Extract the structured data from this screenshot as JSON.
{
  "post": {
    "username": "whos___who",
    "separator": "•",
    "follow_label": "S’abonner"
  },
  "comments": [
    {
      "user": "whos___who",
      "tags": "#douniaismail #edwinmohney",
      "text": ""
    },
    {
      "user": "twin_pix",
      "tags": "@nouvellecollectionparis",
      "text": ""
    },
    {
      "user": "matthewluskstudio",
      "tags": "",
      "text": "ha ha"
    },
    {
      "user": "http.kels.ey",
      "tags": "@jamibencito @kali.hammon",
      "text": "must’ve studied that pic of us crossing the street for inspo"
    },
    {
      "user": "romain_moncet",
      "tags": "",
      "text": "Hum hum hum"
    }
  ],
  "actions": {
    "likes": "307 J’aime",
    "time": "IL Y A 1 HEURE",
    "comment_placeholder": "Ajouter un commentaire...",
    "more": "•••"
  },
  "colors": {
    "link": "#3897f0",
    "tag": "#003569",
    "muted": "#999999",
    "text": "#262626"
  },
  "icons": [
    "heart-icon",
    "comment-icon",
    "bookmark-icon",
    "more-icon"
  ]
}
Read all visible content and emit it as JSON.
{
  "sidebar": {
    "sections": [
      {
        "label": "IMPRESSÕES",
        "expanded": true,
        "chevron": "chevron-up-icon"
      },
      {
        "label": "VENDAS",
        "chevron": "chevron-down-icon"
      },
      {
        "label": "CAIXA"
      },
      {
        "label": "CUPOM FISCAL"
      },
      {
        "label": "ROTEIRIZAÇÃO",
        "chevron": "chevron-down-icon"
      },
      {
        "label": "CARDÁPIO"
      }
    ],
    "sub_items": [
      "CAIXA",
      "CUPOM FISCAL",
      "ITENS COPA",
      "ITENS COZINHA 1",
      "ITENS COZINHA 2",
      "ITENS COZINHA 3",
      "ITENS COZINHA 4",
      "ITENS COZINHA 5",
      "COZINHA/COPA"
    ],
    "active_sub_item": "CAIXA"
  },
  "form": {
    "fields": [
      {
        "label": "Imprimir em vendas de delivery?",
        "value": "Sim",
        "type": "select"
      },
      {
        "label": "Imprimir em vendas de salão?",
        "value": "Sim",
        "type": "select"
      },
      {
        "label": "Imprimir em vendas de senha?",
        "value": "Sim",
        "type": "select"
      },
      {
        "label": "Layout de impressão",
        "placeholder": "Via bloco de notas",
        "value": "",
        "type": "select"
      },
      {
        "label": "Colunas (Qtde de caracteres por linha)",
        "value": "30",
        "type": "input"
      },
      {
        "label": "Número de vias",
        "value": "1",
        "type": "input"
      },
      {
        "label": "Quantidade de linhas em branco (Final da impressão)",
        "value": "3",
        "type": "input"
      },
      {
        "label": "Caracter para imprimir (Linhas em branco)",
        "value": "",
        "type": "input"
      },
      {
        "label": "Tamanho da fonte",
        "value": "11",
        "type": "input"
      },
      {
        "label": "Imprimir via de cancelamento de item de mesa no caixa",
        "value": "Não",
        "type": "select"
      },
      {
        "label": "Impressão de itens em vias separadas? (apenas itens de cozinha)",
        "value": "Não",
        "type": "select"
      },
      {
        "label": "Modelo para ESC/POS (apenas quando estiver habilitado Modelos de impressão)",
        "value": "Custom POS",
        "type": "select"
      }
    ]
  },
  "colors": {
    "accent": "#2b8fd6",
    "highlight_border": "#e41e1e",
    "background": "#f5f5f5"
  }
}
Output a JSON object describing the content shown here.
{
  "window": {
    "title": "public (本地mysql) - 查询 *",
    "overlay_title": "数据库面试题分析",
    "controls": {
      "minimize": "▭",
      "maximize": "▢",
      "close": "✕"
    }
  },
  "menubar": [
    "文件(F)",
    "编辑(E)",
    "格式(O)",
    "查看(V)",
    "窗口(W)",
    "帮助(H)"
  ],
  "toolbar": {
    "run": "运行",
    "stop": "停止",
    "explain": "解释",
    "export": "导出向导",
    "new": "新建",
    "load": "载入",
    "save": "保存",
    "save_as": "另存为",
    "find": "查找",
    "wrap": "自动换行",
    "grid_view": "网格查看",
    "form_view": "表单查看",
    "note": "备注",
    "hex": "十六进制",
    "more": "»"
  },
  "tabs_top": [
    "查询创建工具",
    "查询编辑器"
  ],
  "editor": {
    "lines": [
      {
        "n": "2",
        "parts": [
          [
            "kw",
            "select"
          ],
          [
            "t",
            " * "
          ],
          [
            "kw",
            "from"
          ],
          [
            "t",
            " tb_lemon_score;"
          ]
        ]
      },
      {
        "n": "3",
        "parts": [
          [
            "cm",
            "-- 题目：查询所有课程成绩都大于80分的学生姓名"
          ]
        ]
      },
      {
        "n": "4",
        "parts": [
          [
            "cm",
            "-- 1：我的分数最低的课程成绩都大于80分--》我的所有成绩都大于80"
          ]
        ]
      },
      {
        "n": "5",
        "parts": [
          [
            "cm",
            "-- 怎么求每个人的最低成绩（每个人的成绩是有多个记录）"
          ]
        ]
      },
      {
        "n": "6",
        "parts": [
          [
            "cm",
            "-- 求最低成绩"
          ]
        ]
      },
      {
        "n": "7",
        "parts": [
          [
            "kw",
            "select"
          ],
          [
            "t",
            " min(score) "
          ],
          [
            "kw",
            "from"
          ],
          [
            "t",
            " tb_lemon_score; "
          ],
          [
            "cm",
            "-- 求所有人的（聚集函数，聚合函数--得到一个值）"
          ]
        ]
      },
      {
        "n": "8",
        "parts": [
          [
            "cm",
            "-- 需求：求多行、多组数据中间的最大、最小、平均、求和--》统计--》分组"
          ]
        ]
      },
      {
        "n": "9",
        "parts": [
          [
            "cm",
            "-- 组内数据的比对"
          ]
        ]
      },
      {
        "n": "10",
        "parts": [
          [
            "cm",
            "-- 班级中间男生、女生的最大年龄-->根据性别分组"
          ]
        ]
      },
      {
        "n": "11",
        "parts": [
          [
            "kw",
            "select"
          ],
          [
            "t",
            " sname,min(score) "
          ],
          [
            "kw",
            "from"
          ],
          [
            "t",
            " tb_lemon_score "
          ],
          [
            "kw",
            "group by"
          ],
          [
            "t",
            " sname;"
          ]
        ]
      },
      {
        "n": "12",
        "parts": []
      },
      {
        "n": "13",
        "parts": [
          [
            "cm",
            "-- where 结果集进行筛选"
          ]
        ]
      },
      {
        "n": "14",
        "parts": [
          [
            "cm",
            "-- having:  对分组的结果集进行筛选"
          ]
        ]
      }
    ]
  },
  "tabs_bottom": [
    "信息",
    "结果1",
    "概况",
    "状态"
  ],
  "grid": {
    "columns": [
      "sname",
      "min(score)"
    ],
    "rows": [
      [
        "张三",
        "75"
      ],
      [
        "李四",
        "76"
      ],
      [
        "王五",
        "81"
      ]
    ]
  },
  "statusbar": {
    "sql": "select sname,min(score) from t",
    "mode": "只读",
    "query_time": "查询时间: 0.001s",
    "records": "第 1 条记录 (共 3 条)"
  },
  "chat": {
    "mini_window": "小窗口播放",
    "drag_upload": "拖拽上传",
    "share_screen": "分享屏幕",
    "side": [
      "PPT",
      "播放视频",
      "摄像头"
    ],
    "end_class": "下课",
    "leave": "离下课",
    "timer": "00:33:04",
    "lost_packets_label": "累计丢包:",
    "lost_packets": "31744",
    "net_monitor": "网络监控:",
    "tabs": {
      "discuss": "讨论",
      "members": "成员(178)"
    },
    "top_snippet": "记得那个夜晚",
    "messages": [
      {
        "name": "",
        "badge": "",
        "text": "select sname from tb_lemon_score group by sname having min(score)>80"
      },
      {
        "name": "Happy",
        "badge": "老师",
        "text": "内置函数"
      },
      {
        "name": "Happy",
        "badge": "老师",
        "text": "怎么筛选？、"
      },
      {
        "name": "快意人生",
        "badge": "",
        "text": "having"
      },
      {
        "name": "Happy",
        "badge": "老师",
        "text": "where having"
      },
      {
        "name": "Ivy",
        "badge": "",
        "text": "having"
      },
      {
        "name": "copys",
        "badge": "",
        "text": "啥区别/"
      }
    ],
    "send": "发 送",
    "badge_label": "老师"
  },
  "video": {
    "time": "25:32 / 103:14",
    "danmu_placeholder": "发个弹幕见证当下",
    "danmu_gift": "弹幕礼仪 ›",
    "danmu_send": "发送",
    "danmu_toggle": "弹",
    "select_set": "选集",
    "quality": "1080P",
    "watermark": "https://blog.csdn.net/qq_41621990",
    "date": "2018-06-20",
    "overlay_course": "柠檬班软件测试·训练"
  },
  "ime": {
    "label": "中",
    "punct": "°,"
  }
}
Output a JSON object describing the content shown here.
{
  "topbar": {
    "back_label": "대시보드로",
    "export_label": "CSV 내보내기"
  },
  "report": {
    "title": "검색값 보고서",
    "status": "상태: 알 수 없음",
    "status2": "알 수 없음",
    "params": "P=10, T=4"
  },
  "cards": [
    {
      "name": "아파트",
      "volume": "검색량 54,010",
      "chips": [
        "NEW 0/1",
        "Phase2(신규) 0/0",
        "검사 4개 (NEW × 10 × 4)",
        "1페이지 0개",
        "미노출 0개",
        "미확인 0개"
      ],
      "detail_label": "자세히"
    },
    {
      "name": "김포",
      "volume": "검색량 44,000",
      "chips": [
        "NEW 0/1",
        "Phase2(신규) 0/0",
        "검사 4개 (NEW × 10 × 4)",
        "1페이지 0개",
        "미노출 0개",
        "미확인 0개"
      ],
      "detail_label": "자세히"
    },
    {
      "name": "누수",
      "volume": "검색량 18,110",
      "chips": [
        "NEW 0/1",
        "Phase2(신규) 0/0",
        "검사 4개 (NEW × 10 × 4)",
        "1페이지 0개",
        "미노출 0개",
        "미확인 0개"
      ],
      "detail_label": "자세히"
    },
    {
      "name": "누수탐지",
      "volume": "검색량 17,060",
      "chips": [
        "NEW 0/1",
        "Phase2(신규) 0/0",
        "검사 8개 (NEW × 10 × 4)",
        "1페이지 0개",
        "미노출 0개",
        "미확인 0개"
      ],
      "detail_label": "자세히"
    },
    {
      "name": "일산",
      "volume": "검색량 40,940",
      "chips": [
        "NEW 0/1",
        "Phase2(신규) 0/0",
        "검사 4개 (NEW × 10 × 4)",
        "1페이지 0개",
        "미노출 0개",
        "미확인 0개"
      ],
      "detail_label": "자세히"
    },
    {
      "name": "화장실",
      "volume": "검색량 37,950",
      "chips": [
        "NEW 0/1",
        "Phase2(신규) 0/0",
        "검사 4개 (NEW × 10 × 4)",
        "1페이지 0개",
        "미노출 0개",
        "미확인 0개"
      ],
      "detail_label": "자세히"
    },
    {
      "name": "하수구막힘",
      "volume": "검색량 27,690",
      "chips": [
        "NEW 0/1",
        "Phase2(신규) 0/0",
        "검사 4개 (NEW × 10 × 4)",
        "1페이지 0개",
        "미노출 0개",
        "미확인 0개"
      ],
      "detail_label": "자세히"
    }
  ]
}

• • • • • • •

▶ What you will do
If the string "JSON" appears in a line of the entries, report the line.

▶ Reply
Extract the structured data from this screenshot as JSON.
Read all visible content and emit it as JSON.
Output a JSON object describing the content shown here.
Output a JSON object describing the content shown here.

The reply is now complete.